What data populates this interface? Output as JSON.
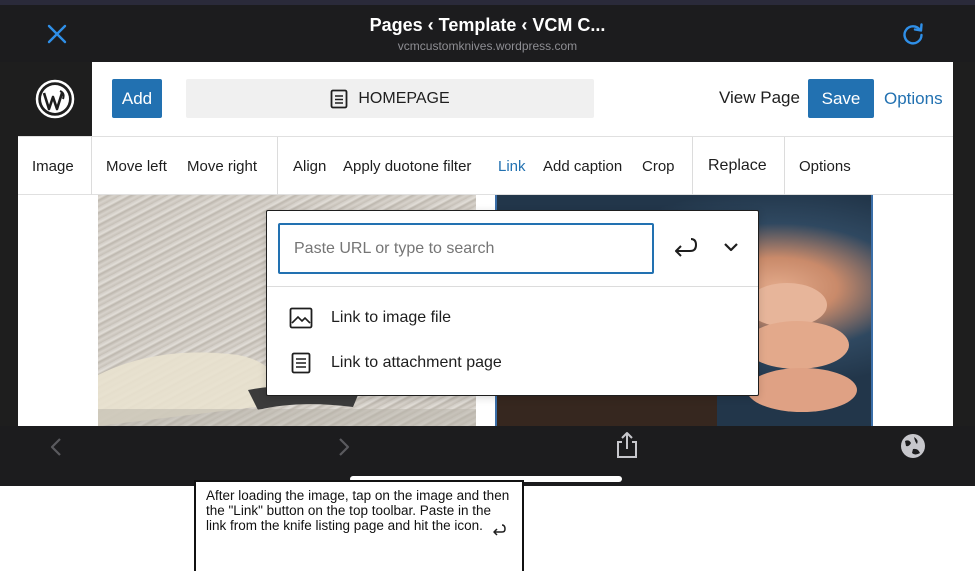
{
  "browser": {
    "title": "Pages ‹ Template ‹ VCM C...",
    "url": "vcmcustomknives.wordpress.com",
    "close_icon": "close-icon",
    "reload_icon": "reload-icon"
  },
  "header": {
    "add_label": "Add",
    "doc_title": "HOMEPAGE",
    "view_page_label": "View Page",
    "save_label": "Save",
    "options_label": "Options"
  },
  "toolbar": {
    "image": "Image",
    "move_left": "Move left",
    "move_right": "Move right",
    "align": "Align",
    "duotone": "Apply duotone filter",
    "link": "Link",
    "caption": "Add caption",
    "crop": "Crop",
    "replace": "Replace",
    "options": "Options"
  },
  "link_popover": {
    "placeholder": "Paste URL or type to search",
    "value": "",
    "options": [
      {
        "label": "Link to image file",
        "icon": "image-icon"
      },
      {
        "label": "Link to attachment page",
        "icon": "document-icon"
      }
    ]
  },
  "annotation": {
    "text": "After loading the image, tap on the image and then the \"Link\" button on the top toolbar. Paste in the link from the knife listing page and hit the icon."
  },
  "colors": {
    "accent": "#2271b1",
    "dark": "#1c1c1e"
  }
}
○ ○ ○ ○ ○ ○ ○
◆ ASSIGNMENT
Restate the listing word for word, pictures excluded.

◆ WRITTEN RESPONSE
What data populates this interface? Output as JSON.
{
  "browser": {
    "title": "Pages ‹ Template ‹ VCM C...",
    "url": "vcmcustomknives.wordpress.com",
    "close_icon": "close-icon",
    "reload_icon": "reload-icon"
  },
  "header": {
    "add_label": "Add",
    "doc_title": "HOMEPAGE",
    "view_page_label": "View Page",
    "save_label": "Save",
    "options_label": "Options"
  },
  "toolbar": {
    "image": "Image",
    "move_left": "Move left",
    "move_right": "Move right",
    "align": "Align",
    "duotone": "Apply duotone filter",
    "link": "Link",
    "caption": "Add caption",
    "crop": "Crop",
    "replace": "Replace",
    "options": "Options"
  },
  "link_popover": {
    "placeholder": "Paste URL or type to search",
    "value": "",
    "options": [
      {
        "label": "Link to image file",
        "icon": "image-icon"
      },
      {
        "label": "Link to attachment page",
        "icon": "document-icon"
      }
    ]
  },
  "annotation": {
    "text": "After loading the image, tap on the image and then the \"Link\" button on the top toolbar. Paste in the link from the knife listing page and hit the icon."
  },
  "colors": {
    "accent": "#2271b1",
    "dark": "#1c1c1e"
  }
}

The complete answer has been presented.